Alcohol and substance misuse in older adults may be difficult to identify because symptoms often mimic those of other medical conditions seen among the aging population such as memory problems, unexplained bruising, and chronic pain. Some other signs of substance use disorder in older adults include:
"Substance use disorder among older adults is considered one of the fastest-growing health problems in America. Things that can lead to misuse and overuse include bereavement, loneliness, physical health problems, disability and pain, PTSD, loss of independence, loss of financial security, and mental health problems such as anxiety and depression," said Lynn Cooper, Behavioral Health Policy Specialist at the PA Association of Area Agencies on Aging. "The consequences of untreated substance use disorders can be especially grave for older adults and affect them in countless ways: reducing quality of life, jeopardizing independent living, increasing health risks and risk of suicide, and increasing health care costs. The financial and emotional costs to individuals, families, and communities are immeasurable."
Get Help Now Hotline
DDAP’s Get Help Now hotline, 1-800-662-HELP (4357), is a trusted resource for older adults and/or their loved ones if substance use disorder treatment or resources are needed. The hotline is confidential, available 24 hours a day, 365 days a year and staffed by trained professionals who will connect callers to resources in their community. Callers can also be connected with funding if they need help paying for treatment.
Single County Authorities
County drug and alcohol offices, known as Single County Authorities (SCA) often work closely with county Area Agencies on Aging (AAAs) to provide prevention programming to older adults and are available to connect individuals with treatment and resources in their area. A full listing of SCA contact information can be found on the DDAP website.

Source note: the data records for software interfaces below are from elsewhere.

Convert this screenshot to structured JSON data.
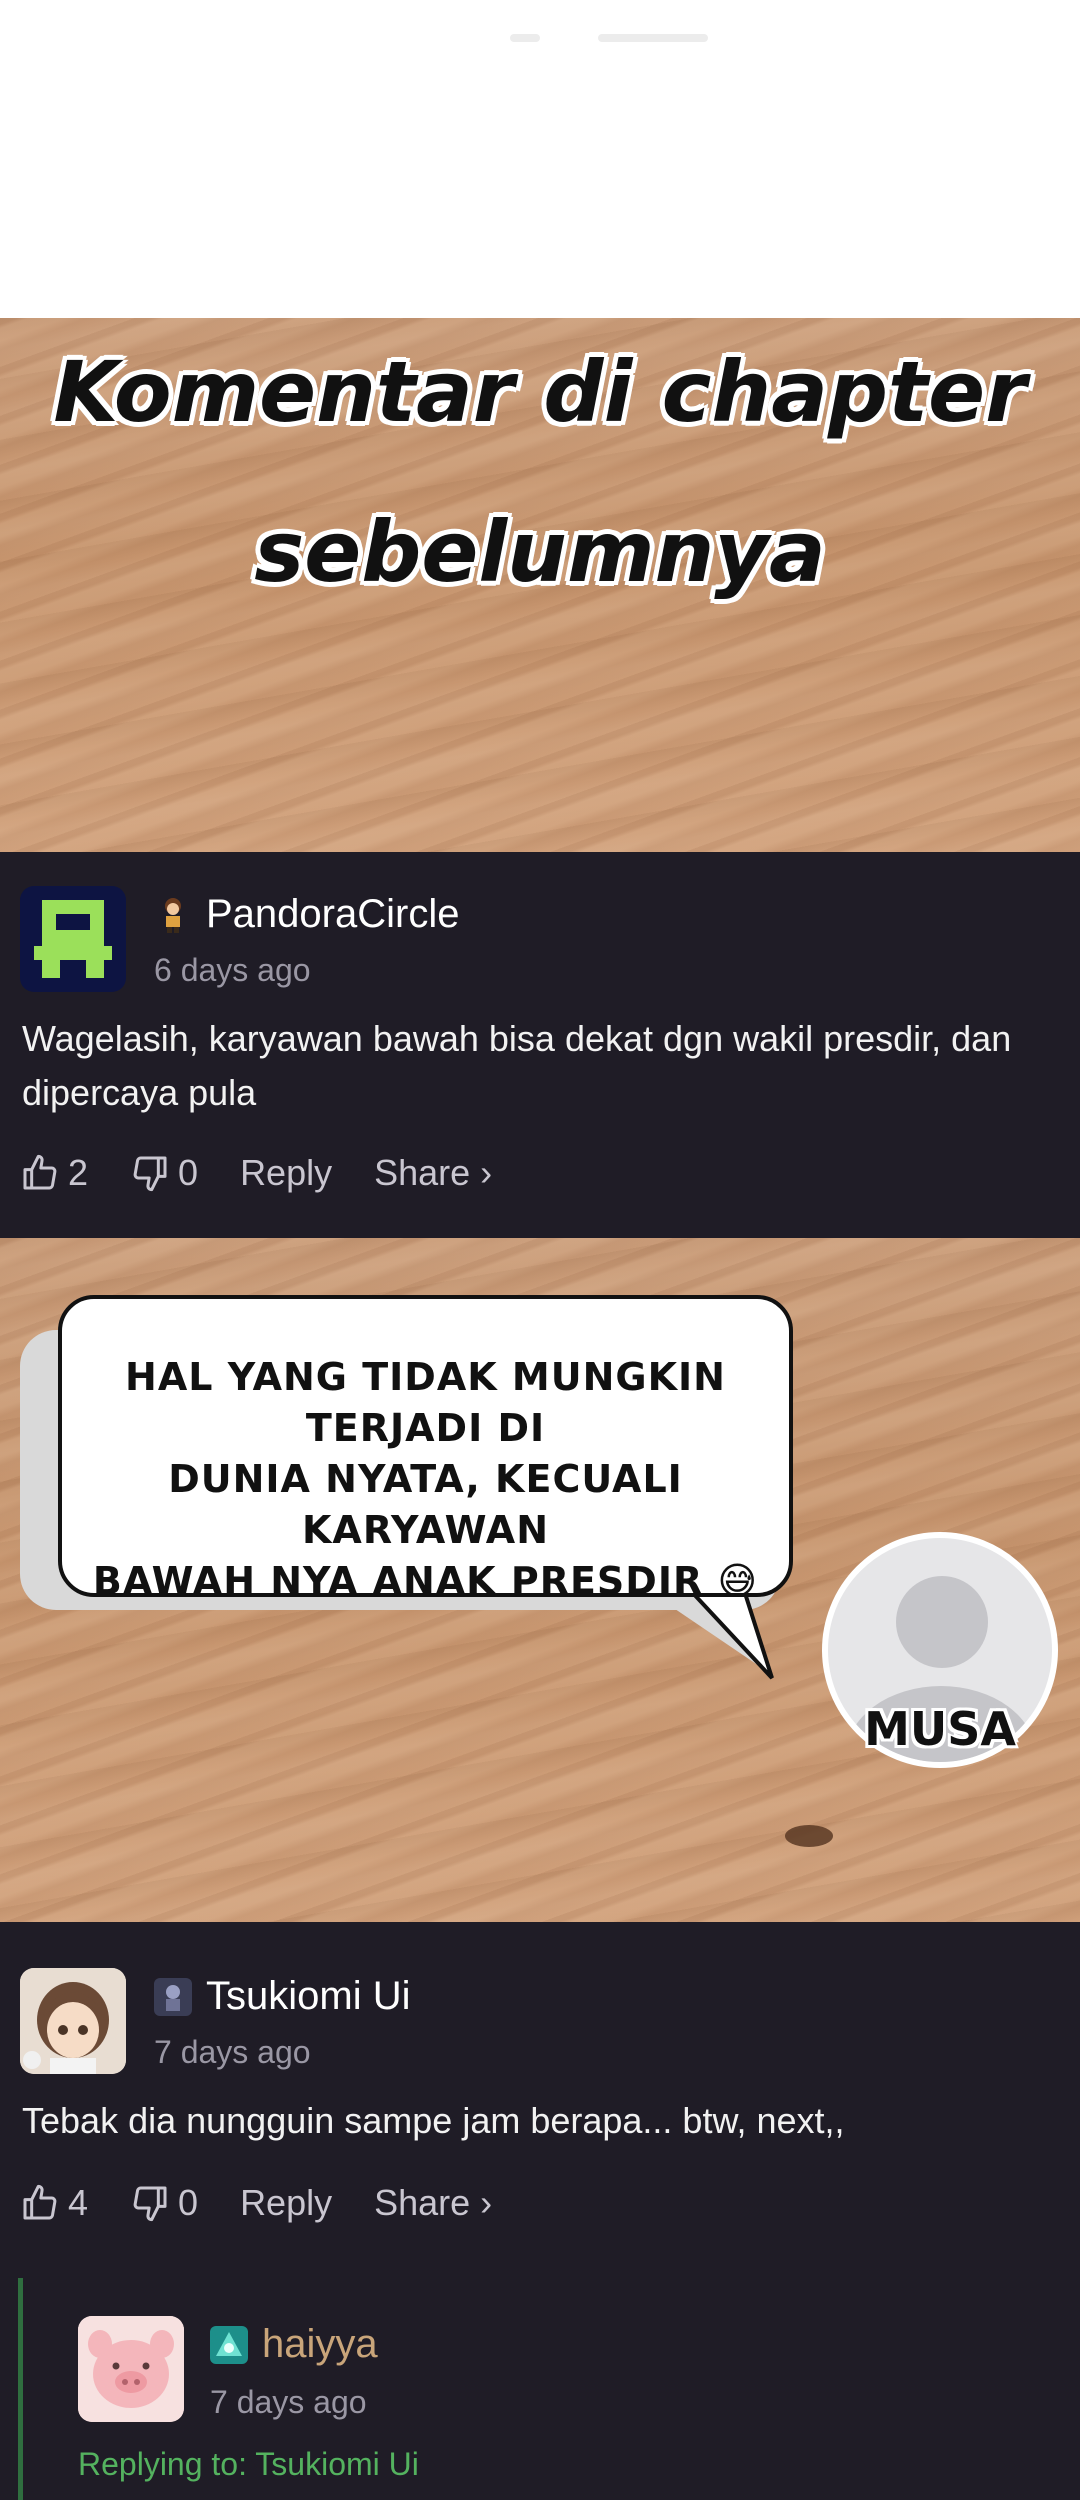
{
  "banner": {
    "line1": "Komentar di chapter",
    "line2": "sebelumnya"
  },
  "comments": [
    {
      "username": "PandoraCircle",
      "time": "6 days ago",
      "text": "Wagelasih, karyawan bawah bisa dekat dgn wakil presdir, dan dipercaya pula",
      "likes": "2",
      "dislikes": "0",
      "reply_label": "Reply",
      "share_label": "Share ›"
    },
    {
      "username": "Tsukiomi Ui",
      "time": "7 days ago",
      "text": "Tebak dia nungguin sampe jam berapa... btw, next,,",
      "likes": "4",
      "dislikes": "0",
      "reply_label": "Reply",
      "share_label": "Share ›"
    }
  ],
  "reply": {
    "username": "haiyya",
    "time": "7 days ago",
    "replying_to": "Replying to: Tsukiomi Ui"
  },
  "bubble": {
    "line1": "HAL YANG TIDAK MUNGKIN TERJADI DI",
    "line2": "DUNIA NYATA, KECUALI KARYAWAN",
    "line3": "BAWAH NYA ANAK PRESDIR 😅",
    "avatar_label": "MUSA"
  },
  "icons": {
    "like": "thumbs-up-icon",
    "dislike": "thumbs-down-icon"
  },
  "colors": {
    "comment_bg": "#1f1c26",
    "reply_green": "#54b25f",
    "reply_username": "#c9a57a",
    "pandora_avatar_bg": "#0d1442",
    "pandora_avatar_fg": "#9be05a"
  }
}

The PACE program, funded with revenue from the Pennsylvania Lottery, provides comprehensive reimbursement coverage for prescription medications to qualified older Pennsylvanians, many of whom require multiple medications for several chronic conditions. PACE and PACENET currently enroll more than 250,000 older adults. Income limit expansions recently signed into law by Governor Wolf mean that an additional 100,000 older adults are now eligible. Seniors interested in enrolling can call the PACE hotline at 800-225-7223.
Learn more about the PACE/PACENET program along with other programs and services for older adults by visiting the Department of Aging’s website.
The PA Link to Aging and Disability Resource Centers, also known as the PA Link, assists older adults and individuals with disabilities by providing information and connecting them to supports including assistive technology to access telehealth services, check-in calls, and options to help reduce social isolation. Any older adult needing support can contact the PA Link Call Center by phone at 1-800-753-8827 or online at www.carelink.pa.gov.
Area Agencies on Aging
Pennsylvania’s 52 AAAs covering the commonwealth’s 67 counties, provide virtual and in-person activities, including health and wellness programs. Older adults can locate their local AAA on the Department of Aging’s website.
MEDIA CONTACT: Stephany Dugan, DDAP, email@example.com
Jack Eilber, Aging, firstname.lastname@example.org
Shannon Zimmerman, OAR, email@example.com
Wolf Administration Highlights Resources for Older Adults with Substance Use Disorder – Governor Tom Wolf